Last year, Willie Nelson named his autobiography Roll Me Up and Smoke Me When I Die, a title recycled from a 2012 collaboration with Snoop Dogg. Neither move did much to help Nelson's portrayal by the mainstream media as a convenient punch line on pot policy who just happens to be a country music icon, too. It's a shame that the former often overshadows the latter, obscuring the fact that Nelson's well-deserved stardom came via a treasure trove of country songwriting that has maintained its power.

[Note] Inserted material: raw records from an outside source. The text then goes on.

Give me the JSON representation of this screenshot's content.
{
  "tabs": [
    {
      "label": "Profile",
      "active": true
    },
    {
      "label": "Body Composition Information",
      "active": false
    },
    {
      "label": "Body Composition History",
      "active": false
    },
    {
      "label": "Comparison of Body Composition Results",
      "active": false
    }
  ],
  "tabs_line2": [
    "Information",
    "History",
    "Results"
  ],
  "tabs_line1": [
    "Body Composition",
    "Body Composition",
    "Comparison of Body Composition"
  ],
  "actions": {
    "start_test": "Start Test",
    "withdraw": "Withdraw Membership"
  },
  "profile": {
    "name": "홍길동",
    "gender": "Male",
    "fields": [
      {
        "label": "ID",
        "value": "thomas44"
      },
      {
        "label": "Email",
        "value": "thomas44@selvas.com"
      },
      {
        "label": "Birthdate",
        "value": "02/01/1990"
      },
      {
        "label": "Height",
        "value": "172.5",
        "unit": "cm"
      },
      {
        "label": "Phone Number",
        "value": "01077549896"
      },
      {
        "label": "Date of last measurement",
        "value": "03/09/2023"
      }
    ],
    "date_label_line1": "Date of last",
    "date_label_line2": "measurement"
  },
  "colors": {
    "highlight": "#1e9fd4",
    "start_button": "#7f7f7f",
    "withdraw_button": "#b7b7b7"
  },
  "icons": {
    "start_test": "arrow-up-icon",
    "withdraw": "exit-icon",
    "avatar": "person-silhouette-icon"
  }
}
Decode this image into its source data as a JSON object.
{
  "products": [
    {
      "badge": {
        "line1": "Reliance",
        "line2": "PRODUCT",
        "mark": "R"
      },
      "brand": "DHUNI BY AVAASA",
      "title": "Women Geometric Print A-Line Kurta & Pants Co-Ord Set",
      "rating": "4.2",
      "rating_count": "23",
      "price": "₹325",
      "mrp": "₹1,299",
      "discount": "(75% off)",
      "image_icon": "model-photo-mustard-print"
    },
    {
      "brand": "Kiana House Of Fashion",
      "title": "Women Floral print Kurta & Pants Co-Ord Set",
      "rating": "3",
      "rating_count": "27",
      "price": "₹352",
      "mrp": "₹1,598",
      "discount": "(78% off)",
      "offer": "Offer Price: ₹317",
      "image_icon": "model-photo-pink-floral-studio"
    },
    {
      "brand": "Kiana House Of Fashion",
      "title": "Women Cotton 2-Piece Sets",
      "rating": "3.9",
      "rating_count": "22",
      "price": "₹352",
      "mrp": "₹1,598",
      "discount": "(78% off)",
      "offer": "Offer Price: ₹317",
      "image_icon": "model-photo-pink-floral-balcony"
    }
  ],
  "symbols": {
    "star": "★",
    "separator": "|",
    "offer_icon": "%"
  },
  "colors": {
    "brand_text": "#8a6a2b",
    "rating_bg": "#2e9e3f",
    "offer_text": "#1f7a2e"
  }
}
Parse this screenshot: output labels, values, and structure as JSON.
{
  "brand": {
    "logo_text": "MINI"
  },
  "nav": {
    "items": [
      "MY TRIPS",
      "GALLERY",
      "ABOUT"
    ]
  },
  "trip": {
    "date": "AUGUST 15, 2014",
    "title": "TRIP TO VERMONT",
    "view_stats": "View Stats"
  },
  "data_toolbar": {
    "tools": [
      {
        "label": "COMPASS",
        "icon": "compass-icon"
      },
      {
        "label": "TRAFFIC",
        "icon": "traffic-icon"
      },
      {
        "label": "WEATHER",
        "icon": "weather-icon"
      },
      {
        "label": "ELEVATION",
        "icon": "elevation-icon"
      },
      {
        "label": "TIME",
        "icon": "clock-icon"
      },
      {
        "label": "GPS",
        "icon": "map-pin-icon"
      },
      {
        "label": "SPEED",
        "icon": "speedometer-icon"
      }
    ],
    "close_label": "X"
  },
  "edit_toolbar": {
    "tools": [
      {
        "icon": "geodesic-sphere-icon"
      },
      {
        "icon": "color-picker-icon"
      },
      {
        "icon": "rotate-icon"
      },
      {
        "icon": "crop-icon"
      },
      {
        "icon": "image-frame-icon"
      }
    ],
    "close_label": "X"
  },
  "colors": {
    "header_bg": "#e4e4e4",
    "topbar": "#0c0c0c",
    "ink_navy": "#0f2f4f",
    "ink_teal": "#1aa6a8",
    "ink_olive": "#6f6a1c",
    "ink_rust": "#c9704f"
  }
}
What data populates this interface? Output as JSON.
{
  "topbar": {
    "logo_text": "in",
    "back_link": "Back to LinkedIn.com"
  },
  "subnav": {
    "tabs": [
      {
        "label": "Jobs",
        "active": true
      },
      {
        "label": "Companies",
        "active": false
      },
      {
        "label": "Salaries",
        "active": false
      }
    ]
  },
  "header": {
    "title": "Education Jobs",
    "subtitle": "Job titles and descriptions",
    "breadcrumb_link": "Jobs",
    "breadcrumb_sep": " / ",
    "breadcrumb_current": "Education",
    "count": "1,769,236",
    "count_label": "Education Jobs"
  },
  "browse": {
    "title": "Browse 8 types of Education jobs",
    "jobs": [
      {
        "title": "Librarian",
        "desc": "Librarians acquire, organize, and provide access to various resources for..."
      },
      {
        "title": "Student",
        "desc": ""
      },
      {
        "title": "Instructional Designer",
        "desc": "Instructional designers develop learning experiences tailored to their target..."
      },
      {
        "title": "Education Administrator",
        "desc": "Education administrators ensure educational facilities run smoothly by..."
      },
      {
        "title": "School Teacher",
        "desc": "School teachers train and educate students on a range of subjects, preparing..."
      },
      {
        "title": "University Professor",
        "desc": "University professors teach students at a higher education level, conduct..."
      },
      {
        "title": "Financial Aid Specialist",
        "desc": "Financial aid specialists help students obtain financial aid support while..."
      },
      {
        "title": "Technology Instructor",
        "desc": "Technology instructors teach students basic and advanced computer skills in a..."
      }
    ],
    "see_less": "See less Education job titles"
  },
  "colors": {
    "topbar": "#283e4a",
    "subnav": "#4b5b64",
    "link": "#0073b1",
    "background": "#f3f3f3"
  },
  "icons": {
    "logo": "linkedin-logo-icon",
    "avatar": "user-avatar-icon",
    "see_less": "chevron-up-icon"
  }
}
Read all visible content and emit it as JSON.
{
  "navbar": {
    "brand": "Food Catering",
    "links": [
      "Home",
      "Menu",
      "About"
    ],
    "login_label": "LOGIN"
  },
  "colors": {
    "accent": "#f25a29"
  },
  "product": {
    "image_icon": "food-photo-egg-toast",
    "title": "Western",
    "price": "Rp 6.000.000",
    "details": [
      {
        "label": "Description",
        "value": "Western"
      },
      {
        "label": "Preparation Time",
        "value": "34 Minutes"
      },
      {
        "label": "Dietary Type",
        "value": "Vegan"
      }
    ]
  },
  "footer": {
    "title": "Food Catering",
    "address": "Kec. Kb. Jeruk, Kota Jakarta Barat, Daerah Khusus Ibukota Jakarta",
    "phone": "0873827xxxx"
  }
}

In fact, as Nelson closes in on 80, his act is surprisingly intact, especially for a living legend with so many hard-lived years under his belt. True, missteps such as Snoop's awkward verse on "Roll Me Up" have occasionally smudged the prolific performer's oeuvre, but he's recently delivered strong material, such as a take on Coldplay's "The Scientist" that borrows some of the same stark, emotional essence of Johnny Cash's "Hurt" cover. His son Lukas Nelson—whose writing, singing and guitar playing was prominent on Nelson's Heroes—opens. —Spencer Griffith